WHAT TO PRODUCE: Which lines of the listing below contain the word "drop"? Return them.

PROVIDED RECORDS:
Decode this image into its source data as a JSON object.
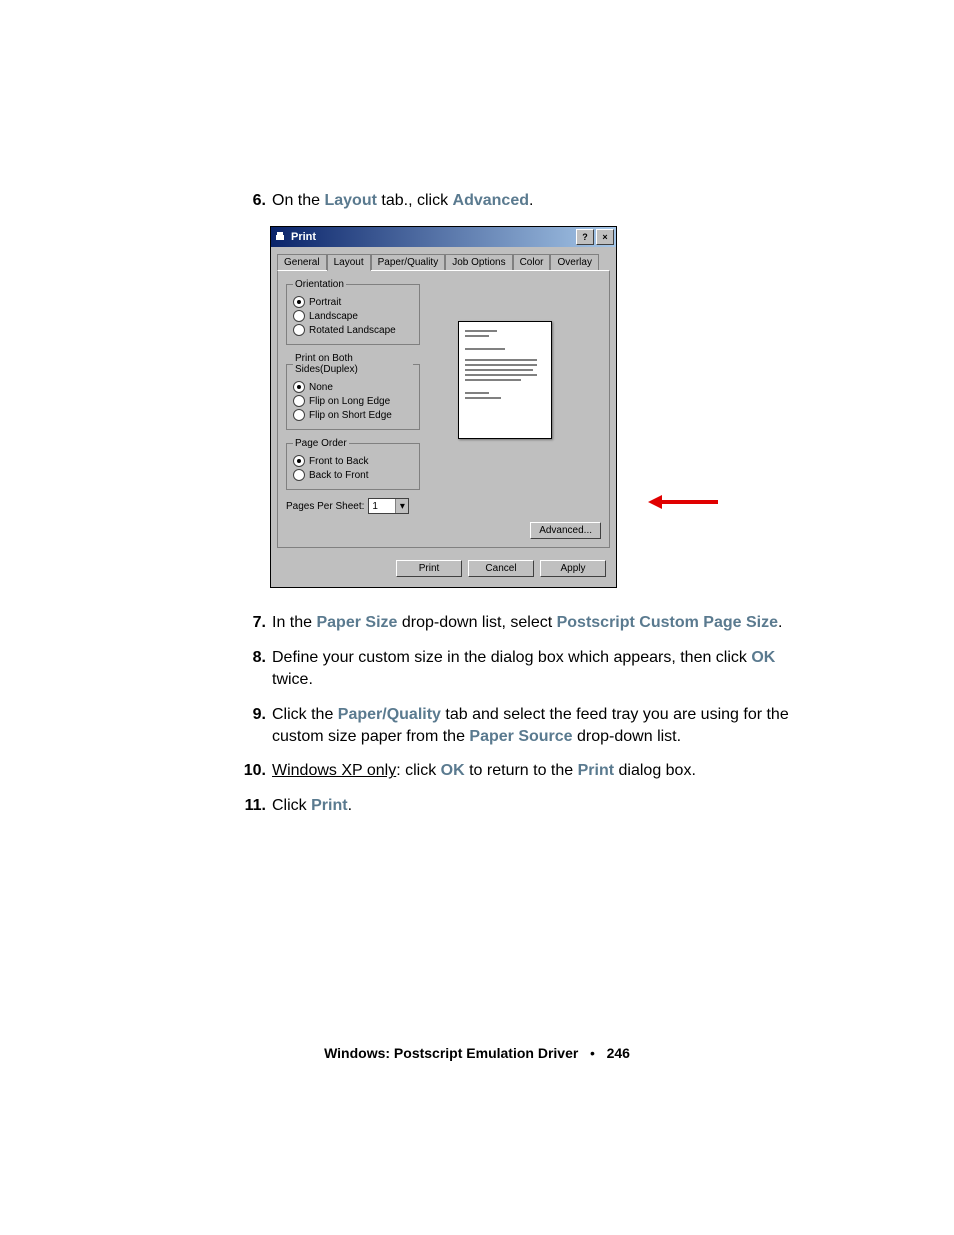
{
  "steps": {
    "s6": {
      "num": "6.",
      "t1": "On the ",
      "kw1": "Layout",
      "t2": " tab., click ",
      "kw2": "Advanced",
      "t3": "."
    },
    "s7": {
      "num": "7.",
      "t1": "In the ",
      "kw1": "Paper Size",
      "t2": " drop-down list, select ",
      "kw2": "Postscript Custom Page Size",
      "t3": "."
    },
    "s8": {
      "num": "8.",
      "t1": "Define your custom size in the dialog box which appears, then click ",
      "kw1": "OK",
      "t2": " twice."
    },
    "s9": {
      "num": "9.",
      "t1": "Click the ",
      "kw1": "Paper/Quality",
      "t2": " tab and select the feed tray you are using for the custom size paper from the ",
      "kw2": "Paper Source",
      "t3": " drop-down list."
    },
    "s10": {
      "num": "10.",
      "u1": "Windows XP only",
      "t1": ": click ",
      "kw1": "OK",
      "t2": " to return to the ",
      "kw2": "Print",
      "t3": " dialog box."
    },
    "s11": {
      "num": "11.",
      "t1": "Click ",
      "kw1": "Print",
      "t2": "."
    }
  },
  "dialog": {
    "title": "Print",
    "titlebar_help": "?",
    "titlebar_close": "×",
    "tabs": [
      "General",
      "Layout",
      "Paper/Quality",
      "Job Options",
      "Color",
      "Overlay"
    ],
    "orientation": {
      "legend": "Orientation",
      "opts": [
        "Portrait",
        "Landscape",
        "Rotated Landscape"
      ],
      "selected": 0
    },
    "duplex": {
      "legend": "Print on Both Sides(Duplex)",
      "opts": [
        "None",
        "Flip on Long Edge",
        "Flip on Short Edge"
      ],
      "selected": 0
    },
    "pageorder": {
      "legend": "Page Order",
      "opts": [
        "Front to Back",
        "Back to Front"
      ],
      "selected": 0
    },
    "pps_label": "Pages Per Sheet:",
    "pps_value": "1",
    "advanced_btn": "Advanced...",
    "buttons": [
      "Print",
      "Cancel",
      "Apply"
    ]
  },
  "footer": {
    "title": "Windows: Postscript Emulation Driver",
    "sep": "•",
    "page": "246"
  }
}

YOUR SOLUTION:
      "t2": " drop-down list, select ",
      "t3": " drop-down list."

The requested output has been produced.